Assessment Center –  (602) 787-7050.  Services include placement, ESL, instructional , and CLEP testing.  Assessment helps students identify their existing skills and knowledge.

Athletics - To learn more about our athletic programs call (602) 787-7173 or contact us at   Webpage: .

Bookstore - (602) 787-7120.  The Bookstore, operated by Follett, sells new and used textbooks, school supplies, greeting cards, gifts, sundries, college clothing, trade books, and educationally priced software.

Career Services/Job Placement – (602) 787-7073.  This office provides job listings on and off campus, assistance in job searches, internships, and Maricopa Career Network for on-line postings.

College Safety - (602) 787-7900.  Provides safety and security measures for the campus.  Services include lost and found, emergency assistance, first-aid, parking decals, photo ID's.

Text message MEMS ALERTS  -  All students and employees are enrolled in a text-message ALERT notification system that sends messages with key directives in the event of incidents affecting the health and safety of people on campus/site.  Information at:

Computing Commons, E Building, 602.787.6760.  The Commons has word processing and other software packages for you to use to complete coursework.  Note:  To use the Open Lab (at any time), you must pay a $15 access fee in Admissions and Records.  This is a per semester fee.

Counseling - (602) 787-6540.  Free and confidential counseling is available to prospective and currently enrolled students at PVCC. Counselors are available by appointment.  Please call or stop by the Counseling Office.

Disability Resource Center/Student Development - KSC1220, (602) 787-7171.  This office participates in the Americans with Disabilities Act, which include reasonable accommodations with access, resources, and support services.  Student development activities include student orientations, ESL student support, and student diversity program.

Financial Aid – Ask at Information Desk, (602) 787-7100.  Services include financial counseling for students, assistance in completing the financial aid process and information about scholarship programs.  Financial aid includes grants, loans, student employment and scholarships.

Learning Support Center - E Building, (602) 787-7180.  The Learning Support Center provides free tutoring and other learning support for most PVCC courses.  Free tutoring includes study groups, drop-in tutoring, individual appointments and on-line tutoring.  Learning Support resources include video tapes, software, and print materials to provide help with both course content and study skills.  Hours:  Monday - Thursday, 8:00 a.m. - 7:00 p.m., Friday 8:00 a.m. - 5:00 p.m., Saturday, 9:00 a.m. - 1:00 p.m.

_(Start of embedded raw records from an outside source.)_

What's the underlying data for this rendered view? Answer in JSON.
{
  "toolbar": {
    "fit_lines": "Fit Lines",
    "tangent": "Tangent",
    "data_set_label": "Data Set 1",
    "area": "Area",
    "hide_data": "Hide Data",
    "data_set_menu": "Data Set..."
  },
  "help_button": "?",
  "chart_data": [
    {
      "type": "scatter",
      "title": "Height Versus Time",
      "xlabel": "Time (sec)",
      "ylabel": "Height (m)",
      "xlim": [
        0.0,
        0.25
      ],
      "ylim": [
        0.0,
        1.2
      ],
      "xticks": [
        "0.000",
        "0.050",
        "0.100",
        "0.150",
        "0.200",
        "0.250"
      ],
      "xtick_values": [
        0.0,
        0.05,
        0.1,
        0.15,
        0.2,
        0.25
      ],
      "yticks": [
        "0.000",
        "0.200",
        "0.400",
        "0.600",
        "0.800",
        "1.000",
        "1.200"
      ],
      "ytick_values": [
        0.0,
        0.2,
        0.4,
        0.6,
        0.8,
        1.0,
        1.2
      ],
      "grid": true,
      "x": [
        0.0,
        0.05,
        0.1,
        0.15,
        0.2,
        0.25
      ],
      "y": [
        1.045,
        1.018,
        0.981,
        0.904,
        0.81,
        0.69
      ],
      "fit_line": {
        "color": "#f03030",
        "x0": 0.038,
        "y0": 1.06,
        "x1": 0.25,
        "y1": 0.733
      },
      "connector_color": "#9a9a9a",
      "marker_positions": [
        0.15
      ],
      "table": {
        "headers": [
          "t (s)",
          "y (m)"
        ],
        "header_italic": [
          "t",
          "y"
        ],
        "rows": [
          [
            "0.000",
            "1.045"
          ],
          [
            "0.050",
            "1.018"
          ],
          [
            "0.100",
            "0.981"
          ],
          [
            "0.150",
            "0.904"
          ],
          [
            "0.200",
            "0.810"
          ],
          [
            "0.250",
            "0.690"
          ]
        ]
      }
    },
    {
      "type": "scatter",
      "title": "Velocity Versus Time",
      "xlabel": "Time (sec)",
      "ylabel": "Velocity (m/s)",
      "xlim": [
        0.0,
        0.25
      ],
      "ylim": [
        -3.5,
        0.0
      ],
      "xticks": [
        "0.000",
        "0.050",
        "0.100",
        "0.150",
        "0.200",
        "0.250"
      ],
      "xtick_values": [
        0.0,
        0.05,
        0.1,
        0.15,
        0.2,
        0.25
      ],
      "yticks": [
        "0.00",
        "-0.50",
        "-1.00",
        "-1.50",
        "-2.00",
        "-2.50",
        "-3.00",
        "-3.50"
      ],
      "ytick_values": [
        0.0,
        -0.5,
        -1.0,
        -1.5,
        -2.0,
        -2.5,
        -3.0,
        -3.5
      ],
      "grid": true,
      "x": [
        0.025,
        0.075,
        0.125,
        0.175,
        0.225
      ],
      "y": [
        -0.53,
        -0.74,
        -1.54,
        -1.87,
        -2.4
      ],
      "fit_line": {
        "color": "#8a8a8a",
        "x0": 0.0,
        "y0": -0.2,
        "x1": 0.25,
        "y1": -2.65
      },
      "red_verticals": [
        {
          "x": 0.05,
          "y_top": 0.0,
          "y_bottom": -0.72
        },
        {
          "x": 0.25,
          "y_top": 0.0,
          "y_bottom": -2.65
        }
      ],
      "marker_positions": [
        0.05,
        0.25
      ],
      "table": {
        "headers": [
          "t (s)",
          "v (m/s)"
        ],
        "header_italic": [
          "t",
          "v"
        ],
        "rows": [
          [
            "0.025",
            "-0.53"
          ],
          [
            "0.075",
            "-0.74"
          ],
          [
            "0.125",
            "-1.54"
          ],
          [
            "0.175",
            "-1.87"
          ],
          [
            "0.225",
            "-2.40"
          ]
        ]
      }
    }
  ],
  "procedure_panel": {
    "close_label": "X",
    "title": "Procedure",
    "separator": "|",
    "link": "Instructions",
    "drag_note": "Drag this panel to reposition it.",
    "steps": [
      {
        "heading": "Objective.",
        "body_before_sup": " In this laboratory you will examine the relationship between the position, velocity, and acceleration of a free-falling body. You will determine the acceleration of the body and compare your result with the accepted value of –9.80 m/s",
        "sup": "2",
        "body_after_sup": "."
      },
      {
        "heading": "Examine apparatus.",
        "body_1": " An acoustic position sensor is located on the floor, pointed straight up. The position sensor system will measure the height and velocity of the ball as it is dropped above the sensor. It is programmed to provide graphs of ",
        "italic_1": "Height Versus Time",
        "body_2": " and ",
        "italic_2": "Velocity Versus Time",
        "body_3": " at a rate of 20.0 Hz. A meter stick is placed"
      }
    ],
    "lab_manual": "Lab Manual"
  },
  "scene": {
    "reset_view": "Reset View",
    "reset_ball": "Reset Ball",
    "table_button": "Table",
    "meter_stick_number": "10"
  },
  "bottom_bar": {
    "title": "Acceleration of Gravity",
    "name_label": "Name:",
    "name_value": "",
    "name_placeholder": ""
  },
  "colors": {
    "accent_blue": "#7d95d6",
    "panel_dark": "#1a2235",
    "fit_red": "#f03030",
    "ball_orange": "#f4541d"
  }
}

Library - E Building, (602) 787-7200.  The PVCC Library offers a print and media collection of approximately 40,000 items.  In addition, the library now has a collection of electronic books.  An online catalog provides indexing to much of the material held by PVCC as well as materials owned by other Maricopa County Community College libraries.

Service Learning - (602) 787-6657 or (602) 787-7241.  Service-Learning is a direct expression of the PVCC vision statement.  Our college is dedicated to "building partnerships… that cross institutional boundaries for innovative instruction and coordinated community service."  Service-Learning combines academic learning and educational goals with student action in real life situations outside the four walls of the classroom.  Students are given the opportunity to learn and develop as leaders through active participation in thoughtfully organized service experiences that meet vital community needs.

Student Life - (602) 787-7244.  The center encourages students to participate in college and community life.  Some activities include honors, leadership training, service learning, student clubs, Student Leadership Council, Emerging Leaders Program and student insurance.

Veteran's Services -  Ask at Information Desk, (602) 787-7045

Here is the same information in a .doc file     Student Resources for College Success.doc

Creative Commons License
This work is licensed under a Creative Commons Attribution 4.0 International License by Lynn McClelland.

Course Summary:

Date Details Due